(Requirement): Reproduce the entries exactly, but keep the pictures out of the copy.

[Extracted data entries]
──────────

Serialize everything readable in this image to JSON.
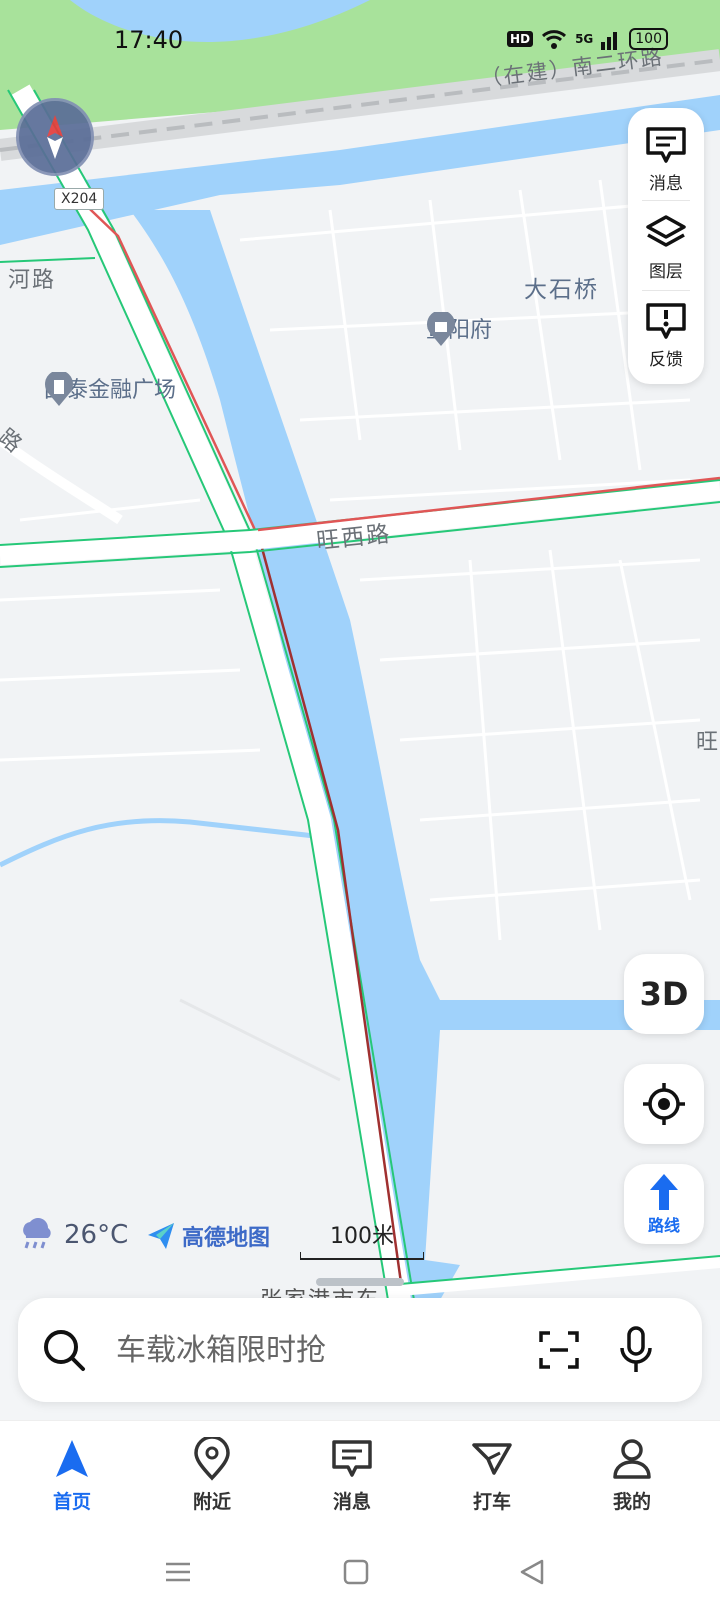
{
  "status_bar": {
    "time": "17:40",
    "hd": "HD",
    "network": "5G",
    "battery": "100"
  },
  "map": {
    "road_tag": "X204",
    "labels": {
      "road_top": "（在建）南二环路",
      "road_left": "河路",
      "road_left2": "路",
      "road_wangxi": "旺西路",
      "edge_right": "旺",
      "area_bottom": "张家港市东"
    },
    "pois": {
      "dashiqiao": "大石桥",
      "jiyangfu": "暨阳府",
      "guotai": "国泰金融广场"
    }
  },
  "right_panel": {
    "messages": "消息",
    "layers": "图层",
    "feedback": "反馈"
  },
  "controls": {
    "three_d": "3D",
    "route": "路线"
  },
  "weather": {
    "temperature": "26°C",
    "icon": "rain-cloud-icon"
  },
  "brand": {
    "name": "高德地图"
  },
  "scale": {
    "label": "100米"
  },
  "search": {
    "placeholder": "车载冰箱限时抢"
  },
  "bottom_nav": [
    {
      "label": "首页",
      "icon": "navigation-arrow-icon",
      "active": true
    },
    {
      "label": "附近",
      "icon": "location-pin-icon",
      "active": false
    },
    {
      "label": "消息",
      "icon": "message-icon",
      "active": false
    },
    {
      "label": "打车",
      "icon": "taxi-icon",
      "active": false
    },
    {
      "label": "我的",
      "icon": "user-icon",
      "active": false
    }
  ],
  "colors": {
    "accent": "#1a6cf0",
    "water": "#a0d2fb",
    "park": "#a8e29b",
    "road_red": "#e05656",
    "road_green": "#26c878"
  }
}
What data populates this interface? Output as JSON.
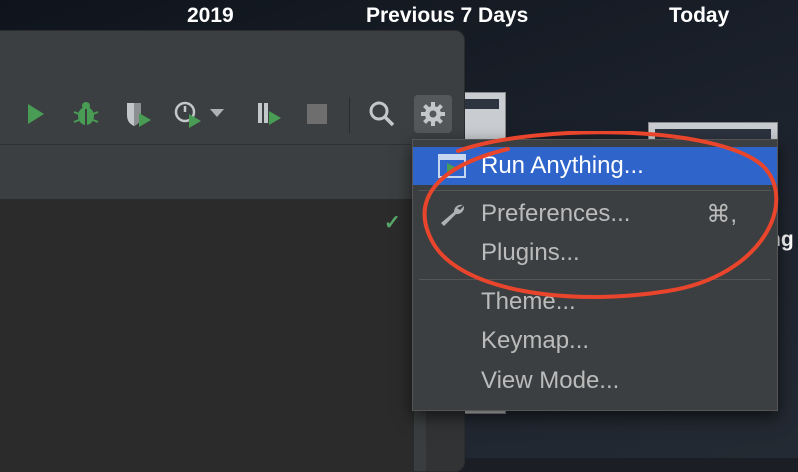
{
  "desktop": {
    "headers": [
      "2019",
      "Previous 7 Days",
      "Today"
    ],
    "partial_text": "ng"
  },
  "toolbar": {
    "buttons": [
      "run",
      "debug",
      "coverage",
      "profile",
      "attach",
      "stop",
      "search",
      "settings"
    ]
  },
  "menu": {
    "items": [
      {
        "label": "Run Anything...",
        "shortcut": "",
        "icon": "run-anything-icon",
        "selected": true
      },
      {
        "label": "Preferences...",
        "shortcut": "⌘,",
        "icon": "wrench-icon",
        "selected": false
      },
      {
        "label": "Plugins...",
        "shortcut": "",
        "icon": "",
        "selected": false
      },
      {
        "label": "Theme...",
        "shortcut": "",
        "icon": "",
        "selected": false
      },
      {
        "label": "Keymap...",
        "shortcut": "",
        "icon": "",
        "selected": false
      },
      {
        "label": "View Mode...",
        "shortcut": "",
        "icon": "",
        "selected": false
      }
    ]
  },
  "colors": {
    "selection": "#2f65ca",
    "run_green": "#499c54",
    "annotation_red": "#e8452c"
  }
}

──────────

(Result):
Serialize everything readable in this image to JSON.
{
  "status_bar": {
    "time": "17:40",
    "hd": "HD",
    "network": "5G",
    "battery": "100"
  },
  "map": {
    "road_tag": "X204",
    "labels": {
      "road_top": "（在建）南二环路",
      "road_left": "河路",
      "road_left2": "路",
      "road_wangxi": "旺西路",
      "edge_right": "旺",
      "area_bottom": "张家港市东"
    },
    "pois": {
      "dashiqiao": "大石桥",
      "jiyangfu": "暨阳府",
      "guotai": "国泰金融广场"
    }
  },
  "right_panel": {
    "messages": "消息",
    "layers": "图层",
    "feedback": "反馈"
  },
  "controls": {
    "three_d": "3D",
    "route": "路线"
  },
  "weather": {
    "temperature": "26°C",
    "icon": "rain-cloud-icon"
  },
  "brand": {
    "name": "高德地图"
  },
  "scale": {
    "label": "100米"
  },
  "search": {
    "placeholder": "车载冰箱限时抢"
  },
  "bottom_nav": [
    {
      "label": "首页",
      "icon": "navigation-arrow-icon",
      "active": true
    },
    {
      "label": "附近",
      "icon": "location-pin-icon",
      "active": false
    },
    {
      "label": "消息",
      "icon": "message-icon",
      "active": false
    },
    {
      "label": "打车",
      "icon": "taxi-icon",
      "active": false
    },
    {
      "label": "我的",
      "icon": "user-icon",
      "active": false
    }
  ],
  "colors": {
    "accent": "#1a6cf0",
    "water": "#a0d2fb",
    "park": "#a8e29b",
    "road_red": "#e05656",
    "road_green": "#26c878"
  }
}
What data populates this interface? Output as JSON.
{
  "desktop": {
    "headers": [
      "2019",
      "Previous 7 Days",
      "Today"
    ],
    "partial_text": "ng"
  },
  "toolbar": {
    "buttons": [
      "run",
      "debug",
      "coverage",
      "profile",
      "attach",
      "stop",
      "search",
      "settings"
    ]
  },
  "menu": {
    "items": [
      {
        "label": "Run Anything...",
        "shortcut": "",
        "icon": "run-anything-icon",
        "selected": true
      },
      {
        "label": "Preferences...",
        "shortcut": "⌘,",
        "icon": "wrench-icon",
        "selected": false
      },
      {
        "label": "Plugins...",
        "shortcut": "",
        "icon": "",
        "selected": false
      },
      {
        "label": "Theme...",
        "shortcut": "",
        "icon": "",
        "selected": false
      },
      {
        "label": "Keymap...",
        "shortcut": "",
        "icon": "",
        "selected": false
      },
      {
        "label": "View Mode...",
        "shortcut": "",
        "icon": "",
        "selected": false
      }
    ]
  },
  "colors": {
    "selection": "#2f65ca",
    "run_green": "#499c54",
    "annotation_red": "#e8452c"
  }
}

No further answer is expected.